> Work instructions
For this exercise, write each entry below out precisely and omit the pictures.

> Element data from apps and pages
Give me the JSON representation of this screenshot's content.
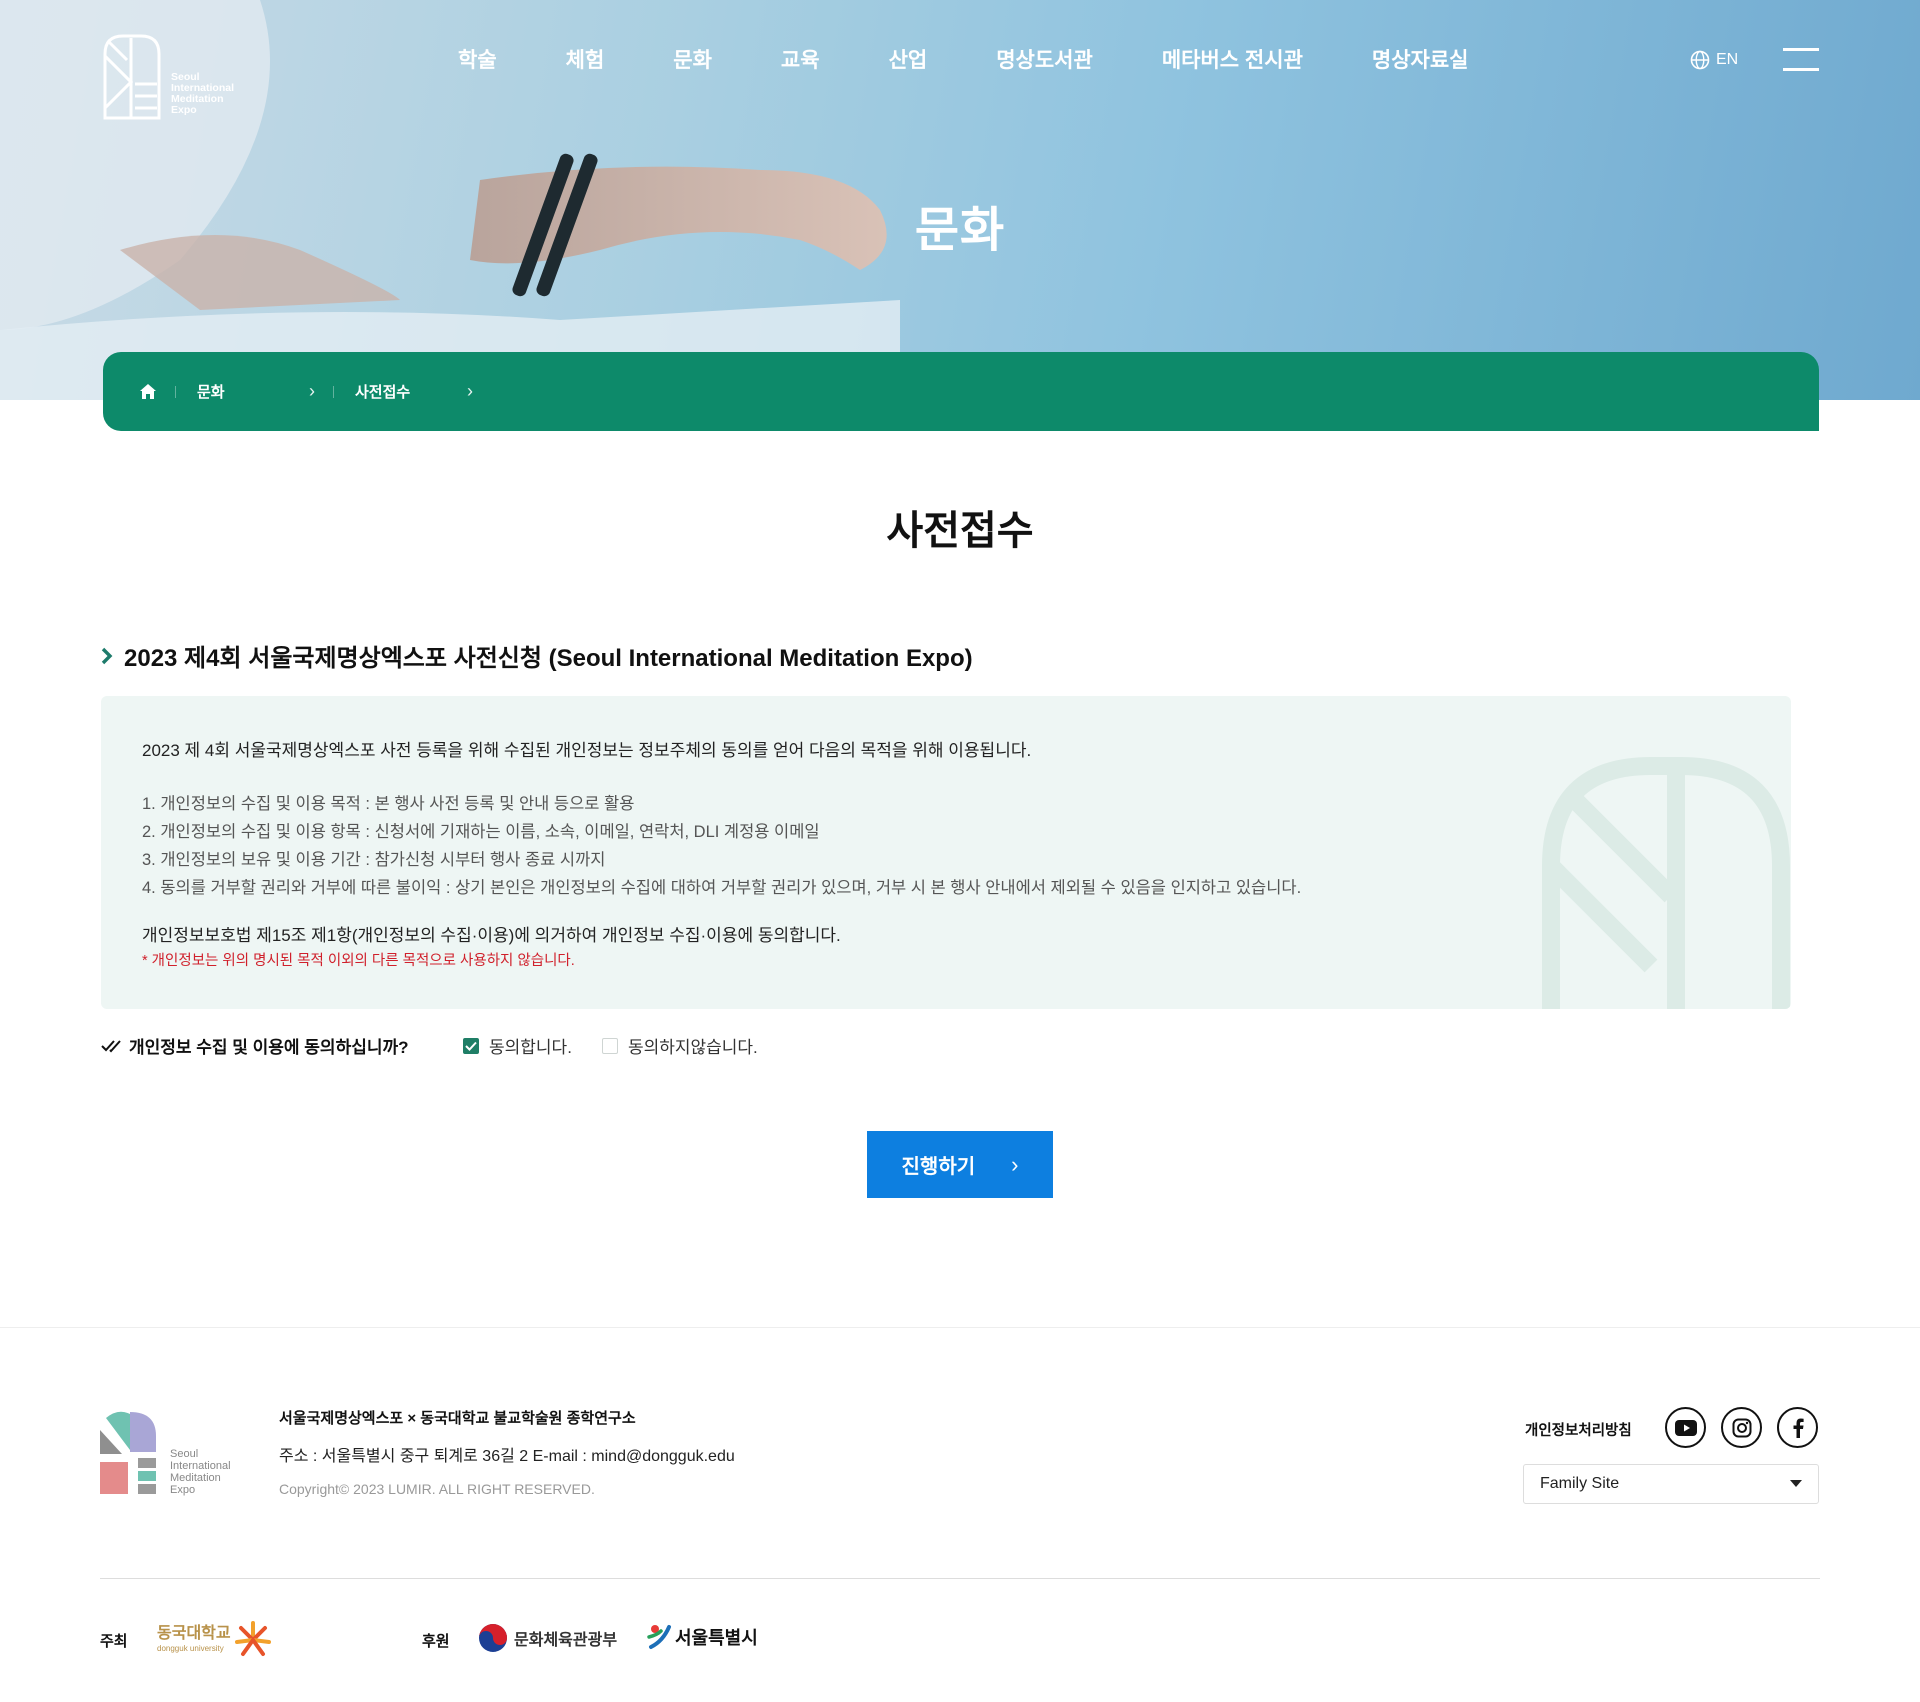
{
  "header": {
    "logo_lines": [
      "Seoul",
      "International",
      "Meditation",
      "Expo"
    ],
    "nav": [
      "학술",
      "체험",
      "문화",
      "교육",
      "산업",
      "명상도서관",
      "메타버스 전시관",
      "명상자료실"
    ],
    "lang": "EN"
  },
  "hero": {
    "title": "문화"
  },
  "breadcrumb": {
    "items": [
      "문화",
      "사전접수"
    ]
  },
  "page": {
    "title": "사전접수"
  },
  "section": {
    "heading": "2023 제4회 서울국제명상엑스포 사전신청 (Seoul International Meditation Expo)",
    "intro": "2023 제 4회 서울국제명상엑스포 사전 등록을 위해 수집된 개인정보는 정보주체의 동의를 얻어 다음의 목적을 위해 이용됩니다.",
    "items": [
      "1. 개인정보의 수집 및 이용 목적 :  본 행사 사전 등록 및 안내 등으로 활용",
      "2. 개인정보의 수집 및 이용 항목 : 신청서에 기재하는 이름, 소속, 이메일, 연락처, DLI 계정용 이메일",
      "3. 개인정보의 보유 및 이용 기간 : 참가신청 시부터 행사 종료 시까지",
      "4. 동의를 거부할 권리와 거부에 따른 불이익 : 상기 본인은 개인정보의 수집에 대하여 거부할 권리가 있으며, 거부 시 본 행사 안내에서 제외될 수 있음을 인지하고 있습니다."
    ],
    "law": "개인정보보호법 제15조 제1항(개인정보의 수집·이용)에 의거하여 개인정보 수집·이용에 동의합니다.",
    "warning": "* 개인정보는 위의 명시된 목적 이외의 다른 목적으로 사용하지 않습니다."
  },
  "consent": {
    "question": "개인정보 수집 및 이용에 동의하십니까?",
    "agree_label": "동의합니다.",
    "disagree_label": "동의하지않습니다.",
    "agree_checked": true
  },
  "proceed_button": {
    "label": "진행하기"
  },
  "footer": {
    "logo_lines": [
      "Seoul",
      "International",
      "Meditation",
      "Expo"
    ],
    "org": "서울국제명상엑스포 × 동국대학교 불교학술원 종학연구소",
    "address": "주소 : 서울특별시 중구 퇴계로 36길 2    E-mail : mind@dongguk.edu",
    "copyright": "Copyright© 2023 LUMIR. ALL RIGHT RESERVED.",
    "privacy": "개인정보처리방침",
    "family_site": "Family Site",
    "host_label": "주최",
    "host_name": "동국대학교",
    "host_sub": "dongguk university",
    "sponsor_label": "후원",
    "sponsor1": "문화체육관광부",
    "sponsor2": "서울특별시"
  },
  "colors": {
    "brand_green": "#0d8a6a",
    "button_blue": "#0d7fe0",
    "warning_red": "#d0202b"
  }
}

> Problem solution
Give me the JSON representation of this screenshot's content.
{
  "header": {
    "logo_lines": [
      "Seoul",
      "International",
      "Meditation",
      "Expo"
    ],
    "nav": [
      "학술",
      "체험",
      "문화",
      "교육",
      "산업",
      "명상도서관",
      "메타버스 전시관",
      "명상자료실"
    ],
    "lang": "EN"
  },
  "hero": {
    "title": "문화"
  },
  "breadcrumb": {
    "items": [
      "문화",
      "사전접수"
    ]
  },
  "page": {
    "title": "사전접수"
  },
  "section": {
    "heading": "2023 제4회 서울국제명상엑스포 사전신청 (Seoul International Meditation Expo)",
    "intro": "2023 제 4회 서울국제명상엑스포 사전 등록을 위해 수집된 개인정보는 정보주체의 동의를 얻어 다음의 목적을 위해 이용됩니다.",
    "items": [
      "1. 개인정보의 수집 및 이용 목적 :  본 행사 사전 등록 및 안내 등으로 활용",
      "2. 개인정보의 수집 및 이용 항목 : 신청서에 기재하는 이름, 소속, 이메일, 연락처, DLI 계정용 이메일",
      "3. 개인정보의 보유 및 이용 기간 : 참가신청 시부터 행사 종료 시까지",
      "4. 동의를 거부할 권리와 거부에 따른 불이익 : 상기 본인은 개인정보의 수집에 대하여 거부할 권리가 있으며, 거부 시 본 행사 안내에서 제외될 수 있음을 인지하고 있습니다."
    ],
    "law": "개인정보보호법 제15조 제1항(개인정보의 수집·이용)에 의거하여 개인정보 수집·이용에 동의합니다.",
    "warning": "* 개인정보는 위의 명시된 목적 이외의 다른 목적으로 사용하지 않습니다."
  },
  "consent": {
    "question": "개인정보 수집 및 이용에 동의하십니까?",
    "agree_label": "동의합니다.",
    "disagree_label": "동의하지않습니다.",
    "agree_checked": true
  },
  "proceed_button": {
    "label": "진행하기"
  },
  "footer": {
    "logo_lines": [
      "Seoul",
      "International",
      "Meditation",
      "Expo"
    ],
    "org": "서울국제명상엑스포 × 동국대학교 불교학술원 종학연구소",
    "address": "주소 : 서울특별시 중구 퇴계로 36길 2    E-mail : mind@dongguk.edu",
    "copyright": "Copyright© 2023 LUMIR. ALL RIGHT RESERVED.",
    "privacy": "개인정보처리방침",
    "family_site": "Family Site",
    "host_label": "주최",
    "host_name": "동국대학교",
    "host_sub": "dongguk university",
    "sponsor_label": "후원",
    "sponsor1": "문화체육관광부",
    "sponsor2": "서울특별시"
  },
  "colors": {
    "brand_green": "#0d8a6a",
    "button_blue": "#0d7fe0",
    "warning_red": "#d0202b"
  }
}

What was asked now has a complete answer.